Lecturer(s): Dr John Wickerson; Prof Peter Harrod
"Verification" refers to a process that aims to guarantee that a piece of software or hardware has certain properties. These properties might include: "implements the specified behaviour", "does not crash", "does not hang", or "always responds within so-many microseconds". This module will introduce you to techniques used to verify software and hardware. On the hardware side, you will see SystemVerilog testbenches and formal verification tools (actual tool TBD). On the software side, you will see interactive theorem-provers (Coq or Isabelle) and automatic software verification tools (Dafny).
On successful completion of the module you will be able to: 1. Validate the properties of small programs throught an automated software verification tool. 2. Argue how an interactive theorem prover works. 3. Validate the properties of small programs through a interactive theorem prover. 4. Consider the three pillars of hardware verification: stimulus, coverage and checking. 5. Produce a testbench, generate stimulus, measure coverage and write a checker. 6. Consider the principles of formal verification of hardware. 7. Validate the properties of a small RTL module through a formal verification tool.
Lecture 1: Introduction to software verification. What it is, where it is used, how it compares to testing, what are its fundamental limits. Lecture 2: Live demonstration of an automatic software verification tool being used to verify properties of a small program. Coursework 1: Using automatic software verification tool to verify properties of another small program. Lecture 3: Live demonstration of an interactive theorem prover being used to verify properties of a small program. Coursework 2: Using an interactive theorem prover to verify properties of another small program. Lecture 4: Introduction to hardware verification and its importance in the development cycle. The three pillars of hardware verification: stimulus, coverage and checking. Top-level versus constrained random unit-level verification. Lecture 5: The principles of building a testbench, with an introduction to SystemVerilog. Coursework 3: Using SystemVerilog to build a testbench, including a checker and constrained random test generator, and demonstrating that coverage metrics can be achieved for a small RTL module. Lecture 6: Formal methods for hardware verification. Writing SystemVerilog assertions (SVAs) and how these can be used for both RTL bring-up and bug-finding. Demonstration of a formal methods tool. Coursework 4: Write properties as SystemVerilog assertions and use a formal verification tool to prove these properties on the same RTL module as used in coursework 3.

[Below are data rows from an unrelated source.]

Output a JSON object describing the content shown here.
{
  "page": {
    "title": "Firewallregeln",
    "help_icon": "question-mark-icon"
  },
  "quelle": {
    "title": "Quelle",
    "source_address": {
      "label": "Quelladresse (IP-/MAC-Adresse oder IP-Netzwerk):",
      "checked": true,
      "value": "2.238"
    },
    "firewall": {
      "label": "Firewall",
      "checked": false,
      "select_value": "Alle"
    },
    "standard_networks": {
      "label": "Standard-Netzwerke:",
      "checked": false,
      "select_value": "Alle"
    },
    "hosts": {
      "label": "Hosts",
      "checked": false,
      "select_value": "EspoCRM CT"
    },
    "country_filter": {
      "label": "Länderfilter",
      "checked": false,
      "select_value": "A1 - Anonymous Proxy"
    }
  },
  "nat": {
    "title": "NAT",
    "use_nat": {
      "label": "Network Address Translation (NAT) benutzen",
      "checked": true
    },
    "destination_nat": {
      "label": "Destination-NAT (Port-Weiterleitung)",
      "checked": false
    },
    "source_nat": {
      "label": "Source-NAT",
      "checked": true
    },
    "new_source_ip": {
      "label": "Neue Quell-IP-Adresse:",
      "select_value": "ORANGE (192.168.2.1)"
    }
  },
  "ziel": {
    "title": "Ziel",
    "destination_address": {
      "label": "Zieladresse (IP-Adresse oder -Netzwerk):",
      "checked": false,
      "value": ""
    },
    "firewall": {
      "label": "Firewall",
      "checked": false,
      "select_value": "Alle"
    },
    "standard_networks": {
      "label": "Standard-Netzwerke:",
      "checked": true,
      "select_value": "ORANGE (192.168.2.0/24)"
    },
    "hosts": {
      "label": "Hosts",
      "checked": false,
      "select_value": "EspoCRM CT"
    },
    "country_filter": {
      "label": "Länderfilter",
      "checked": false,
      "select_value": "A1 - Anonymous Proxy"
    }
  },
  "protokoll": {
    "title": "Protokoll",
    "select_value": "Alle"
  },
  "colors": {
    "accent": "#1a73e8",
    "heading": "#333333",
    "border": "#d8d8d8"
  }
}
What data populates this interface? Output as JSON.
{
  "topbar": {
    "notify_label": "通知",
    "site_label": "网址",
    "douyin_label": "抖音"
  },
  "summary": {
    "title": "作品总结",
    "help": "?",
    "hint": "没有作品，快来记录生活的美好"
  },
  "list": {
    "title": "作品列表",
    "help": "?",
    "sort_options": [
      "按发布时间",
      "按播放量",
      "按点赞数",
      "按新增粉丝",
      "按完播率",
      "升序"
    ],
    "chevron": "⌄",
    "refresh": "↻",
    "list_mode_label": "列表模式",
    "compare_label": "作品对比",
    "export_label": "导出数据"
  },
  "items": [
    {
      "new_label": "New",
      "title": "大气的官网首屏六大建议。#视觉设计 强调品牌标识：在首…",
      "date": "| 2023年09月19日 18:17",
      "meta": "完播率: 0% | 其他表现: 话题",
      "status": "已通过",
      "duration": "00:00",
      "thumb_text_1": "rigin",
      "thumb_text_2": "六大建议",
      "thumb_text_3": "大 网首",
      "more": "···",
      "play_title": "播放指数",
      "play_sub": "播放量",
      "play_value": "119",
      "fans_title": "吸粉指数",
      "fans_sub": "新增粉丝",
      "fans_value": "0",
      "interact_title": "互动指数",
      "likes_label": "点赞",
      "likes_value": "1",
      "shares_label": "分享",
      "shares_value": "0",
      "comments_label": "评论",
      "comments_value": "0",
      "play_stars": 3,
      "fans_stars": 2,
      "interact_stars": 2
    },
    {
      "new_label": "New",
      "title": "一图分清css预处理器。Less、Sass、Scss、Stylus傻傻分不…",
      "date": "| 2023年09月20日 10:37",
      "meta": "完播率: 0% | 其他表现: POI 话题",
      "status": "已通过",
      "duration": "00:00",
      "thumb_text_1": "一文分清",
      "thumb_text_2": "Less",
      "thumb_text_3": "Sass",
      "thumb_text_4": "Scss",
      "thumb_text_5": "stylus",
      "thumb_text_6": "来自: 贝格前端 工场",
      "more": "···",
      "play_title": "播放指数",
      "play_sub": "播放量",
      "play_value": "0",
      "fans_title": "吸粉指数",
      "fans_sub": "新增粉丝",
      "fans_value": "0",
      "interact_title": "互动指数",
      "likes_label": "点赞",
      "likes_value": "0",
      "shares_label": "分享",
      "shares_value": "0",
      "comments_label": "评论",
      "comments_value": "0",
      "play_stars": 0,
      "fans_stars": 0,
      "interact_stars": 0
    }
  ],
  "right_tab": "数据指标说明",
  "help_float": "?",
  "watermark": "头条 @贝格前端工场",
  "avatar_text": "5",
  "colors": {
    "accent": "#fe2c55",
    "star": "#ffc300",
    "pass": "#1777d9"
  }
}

Exam Duration: N/A
Coursework contribution: 100%
Closed or Open Book (end of year exam): N/A
Coursework only module
Oral Exam Required (as final assessment): N/A
Prerequisite module(s): None required
Course Homepage: https://bb.imperial.ac.uk